Patients with prostate cancer who receive high-dose radiation treatment and also take statin drugs used to lower cholesterol have a higher chance of being cured of their cancer compared to those who don’t take these medications, according to a study presented at the American Society for Therapeutic Radiology and Oncology (ASTRO) conference in Los Angeles this week.
The retrospective study, conducted by Michael Zelefsky, MD, and colleagues at the Memorial Sloan-Kettering Cancer Center in New York City, evaluated the five- and 10-year relapse rate between men who underwent radiotherapy and took statins and those who did not take the drugs. The results demonstrated that men who take statins have a 10 percent higher chance of being cured of prostate cancer at 10 years after diagnosis (76 percent), compared with those who didn’t take statins (66 percent).
Statins are a class of drugs used to lower the cholesterol level in people with or at risk of cardiovascular disease.

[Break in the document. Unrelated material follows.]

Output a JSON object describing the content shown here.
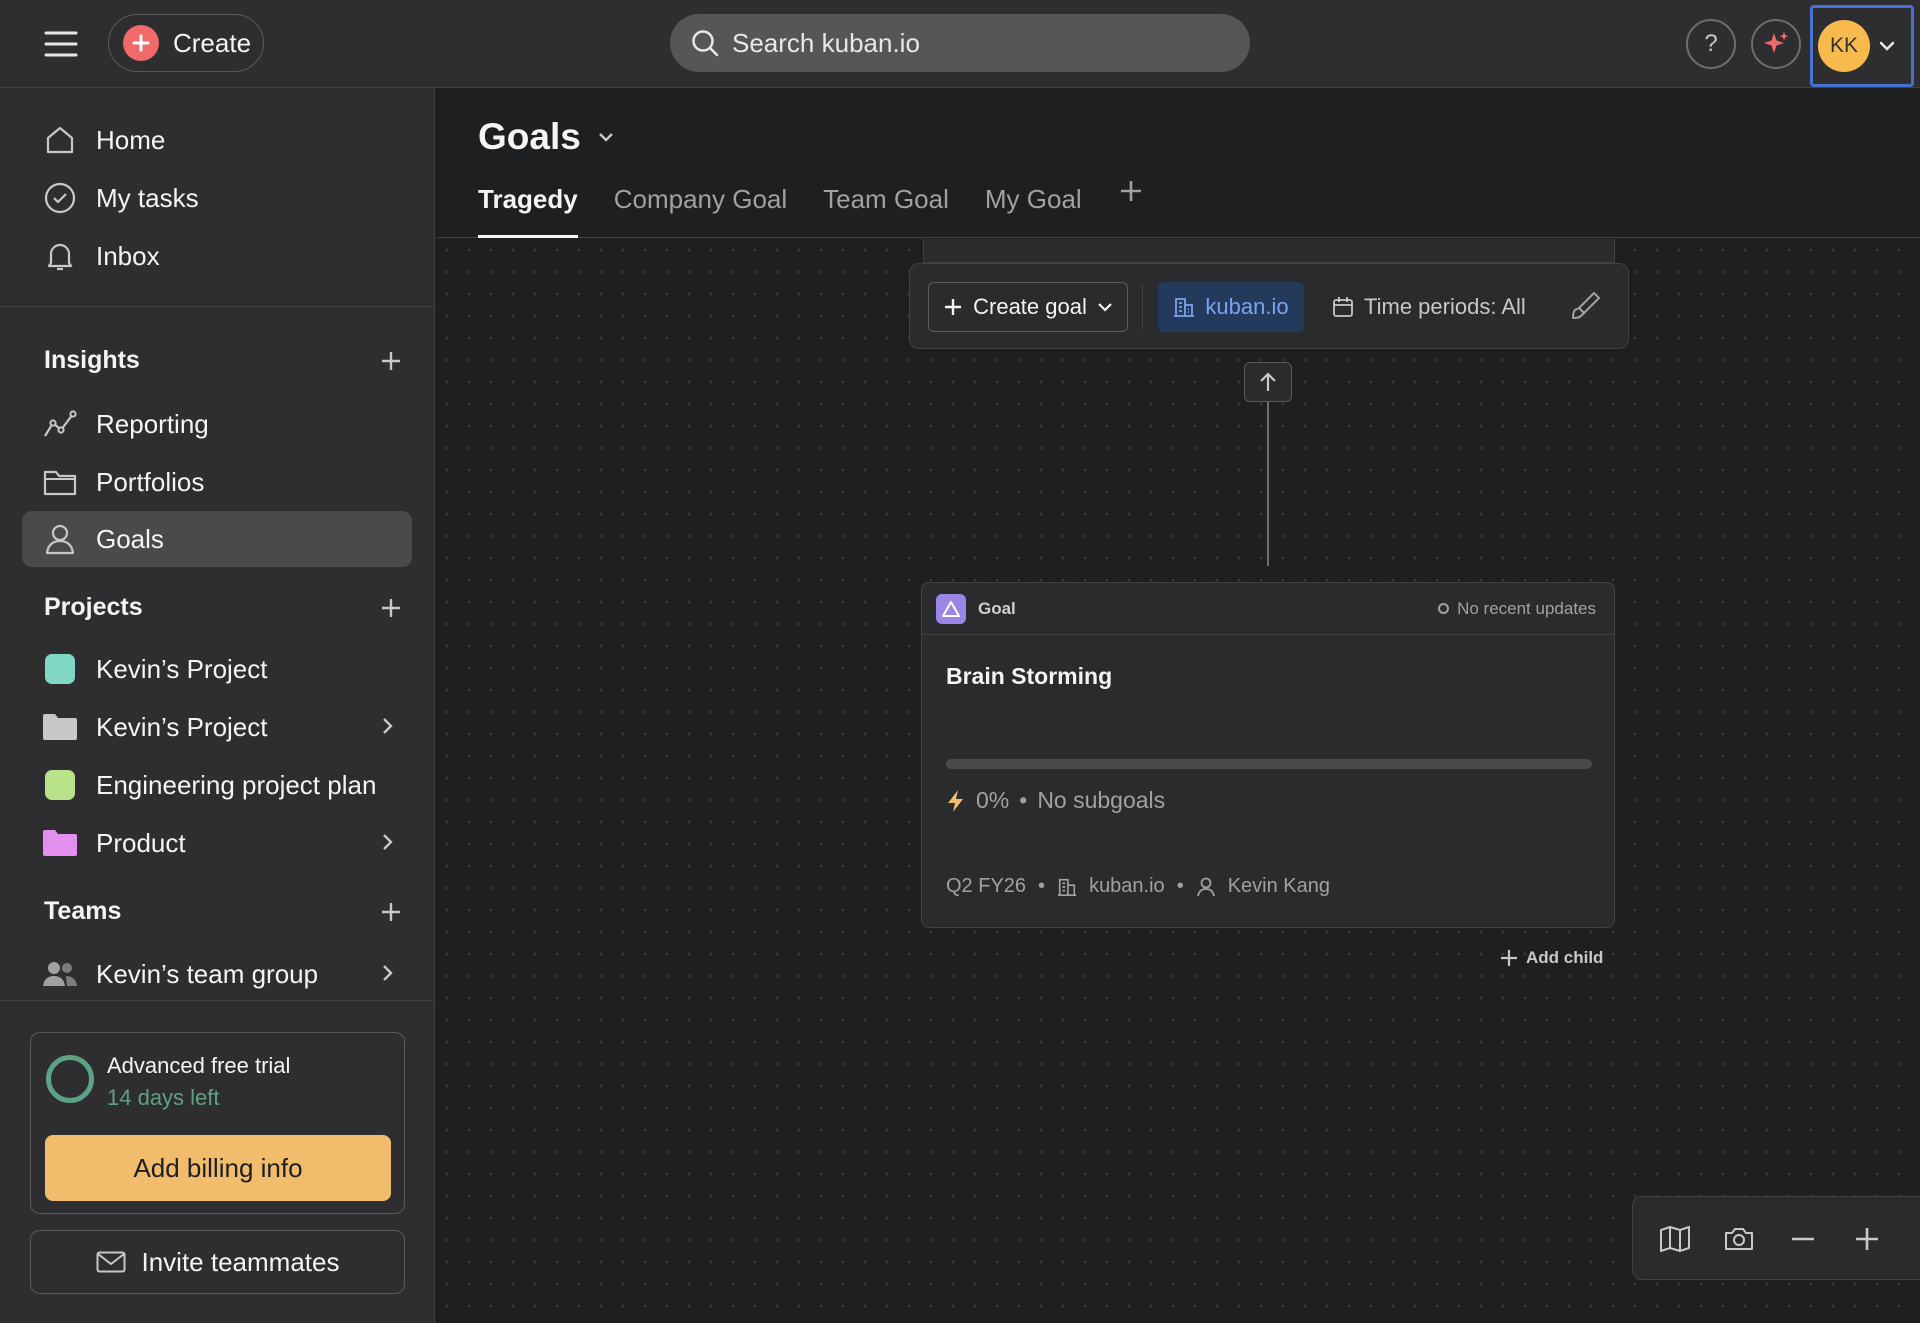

The researchers also observed that the greatest benefit of statin medications was found in patients who had more aggressive or advanced forms of prostate cancer. The research showed that men who took statins during high-dose radiation therapy had a lower rate of the cancer spreading to distant parts of the body.
“We were, indeed, surprised by the findings that statins used by these patients for other conditions was shown to improve the effectiveness of radiation treatment in killing prostate cancer cells,” said Zelefsky. “The use of statins during radiation may also be effective in the treatment of other types of cancer. However, more studies are necessary to explore the association between statins and radiation treatment in curing cancers.”
The research involved nearly 900 men treated with high-dose radiation therapy for prostate cancer, some of whom were also taking statin drugs, from January 1995 to July 2000.